■ Work required: One number, and no other words, should make up the answer: how many lines of the listing contain the string "icon".
★ ★ ★ ★ ★
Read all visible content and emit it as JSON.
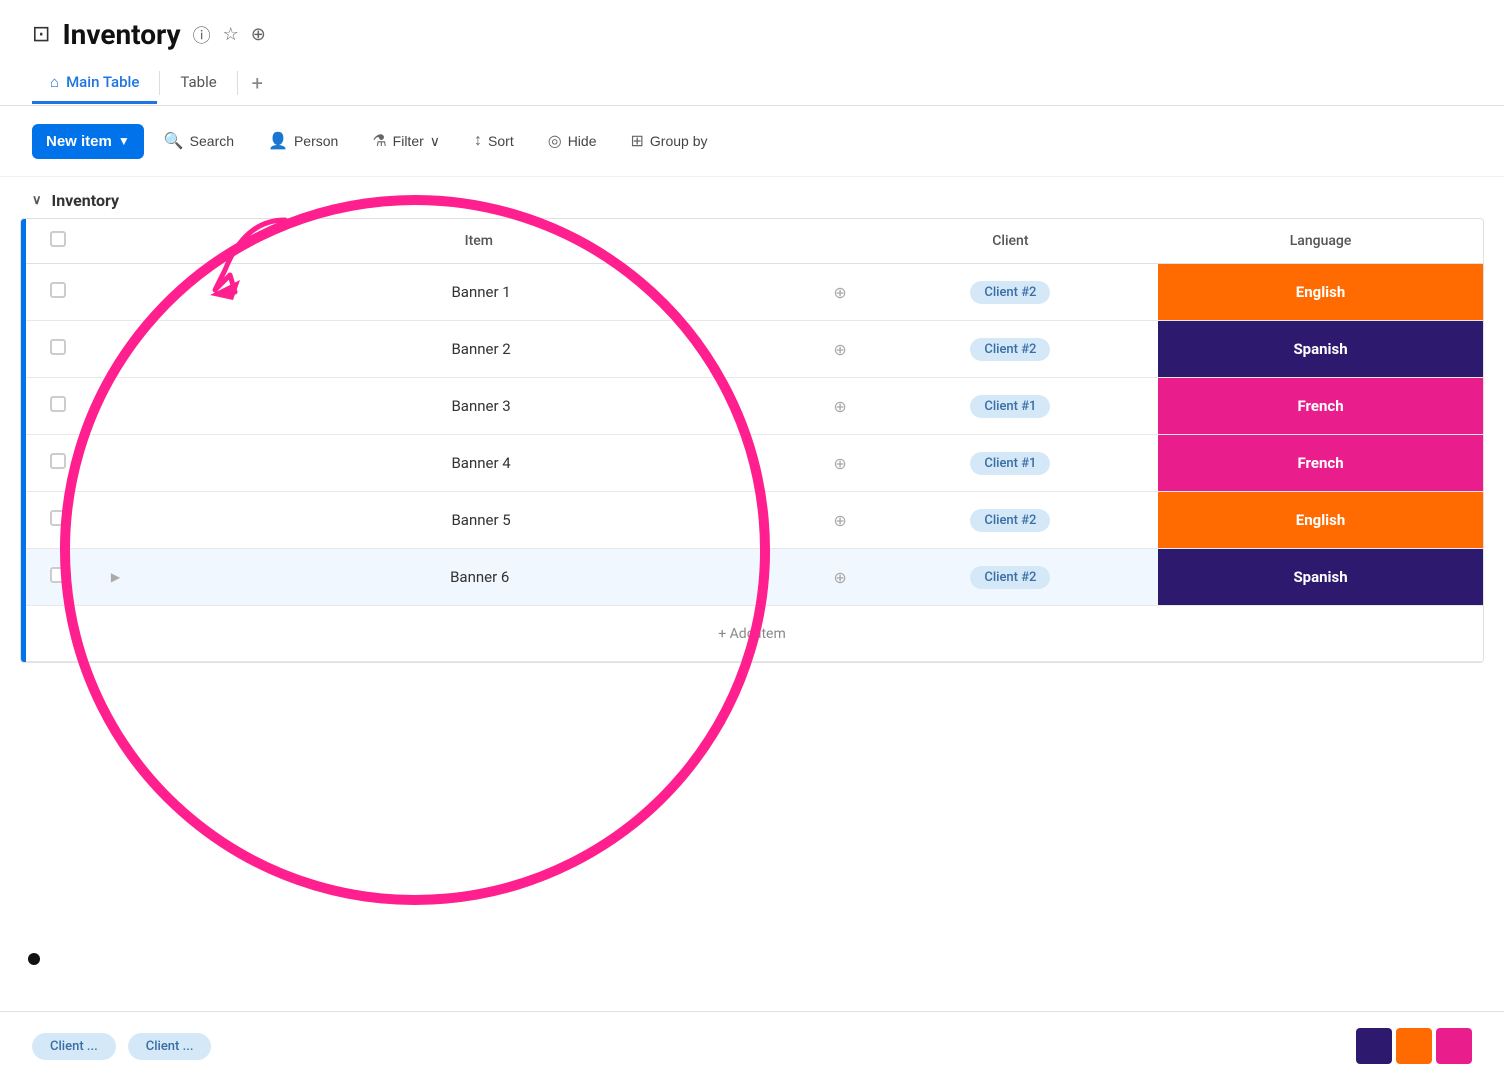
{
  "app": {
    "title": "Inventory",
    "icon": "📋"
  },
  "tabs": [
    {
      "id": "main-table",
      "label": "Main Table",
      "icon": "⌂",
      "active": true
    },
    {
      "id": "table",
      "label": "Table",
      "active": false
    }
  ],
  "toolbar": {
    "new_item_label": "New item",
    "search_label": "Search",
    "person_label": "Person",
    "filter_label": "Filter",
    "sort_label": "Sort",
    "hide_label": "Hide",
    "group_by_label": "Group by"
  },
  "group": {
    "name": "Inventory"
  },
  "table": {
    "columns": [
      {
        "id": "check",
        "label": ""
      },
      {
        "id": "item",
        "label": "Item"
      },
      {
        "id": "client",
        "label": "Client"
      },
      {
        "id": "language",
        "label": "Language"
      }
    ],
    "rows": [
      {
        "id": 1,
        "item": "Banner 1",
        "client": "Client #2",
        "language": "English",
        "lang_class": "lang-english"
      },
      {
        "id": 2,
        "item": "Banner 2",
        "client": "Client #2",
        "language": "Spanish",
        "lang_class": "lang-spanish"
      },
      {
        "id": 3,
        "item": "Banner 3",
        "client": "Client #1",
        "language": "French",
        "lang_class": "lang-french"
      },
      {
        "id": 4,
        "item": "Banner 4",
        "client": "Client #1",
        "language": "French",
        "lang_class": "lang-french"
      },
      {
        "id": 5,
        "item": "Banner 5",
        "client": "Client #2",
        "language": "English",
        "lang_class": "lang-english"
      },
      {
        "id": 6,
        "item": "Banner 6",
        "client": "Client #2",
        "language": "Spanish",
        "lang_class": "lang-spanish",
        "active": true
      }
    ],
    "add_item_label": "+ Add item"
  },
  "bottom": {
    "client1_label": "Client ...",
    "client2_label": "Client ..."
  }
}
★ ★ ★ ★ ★
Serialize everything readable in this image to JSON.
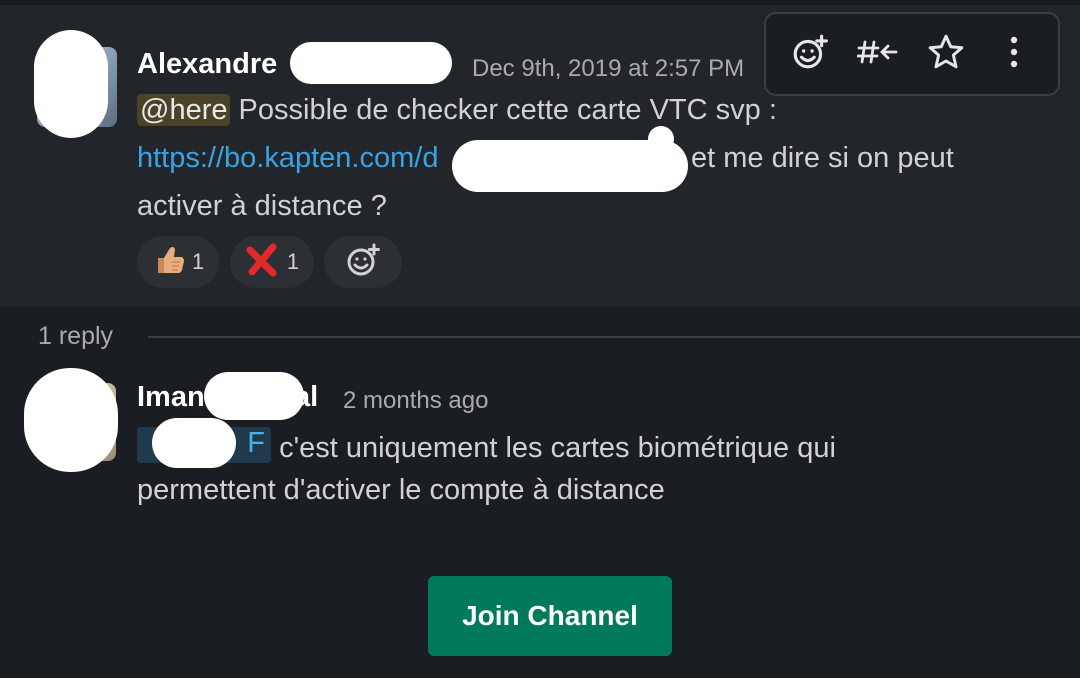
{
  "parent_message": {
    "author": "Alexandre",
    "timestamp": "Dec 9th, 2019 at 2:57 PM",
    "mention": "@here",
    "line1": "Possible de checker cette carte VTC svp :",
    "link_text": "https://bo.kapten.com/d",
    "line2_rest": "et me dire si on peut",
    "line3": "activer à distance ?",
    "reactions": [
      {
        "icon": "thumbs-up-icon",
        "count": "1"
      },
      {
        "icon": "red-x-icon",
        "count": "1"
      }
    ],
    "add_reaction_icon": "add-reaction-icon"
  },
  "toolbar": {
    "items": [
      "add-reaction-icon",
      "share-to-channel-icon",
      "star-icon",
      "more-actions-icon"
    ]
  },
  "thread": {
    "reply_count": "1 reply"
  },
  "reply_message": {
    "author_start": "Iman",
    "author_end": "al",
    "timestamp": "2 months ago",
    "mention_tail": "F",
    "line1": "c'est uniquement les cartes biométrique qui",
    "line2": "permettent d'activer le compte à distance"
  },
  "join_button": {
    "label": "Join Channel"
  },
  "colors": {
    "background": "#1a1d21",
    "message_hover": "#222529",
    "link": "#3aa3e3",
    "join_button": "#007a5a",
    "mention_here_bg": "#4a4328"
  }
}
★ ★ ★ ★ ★
■ Output for this exercise: 9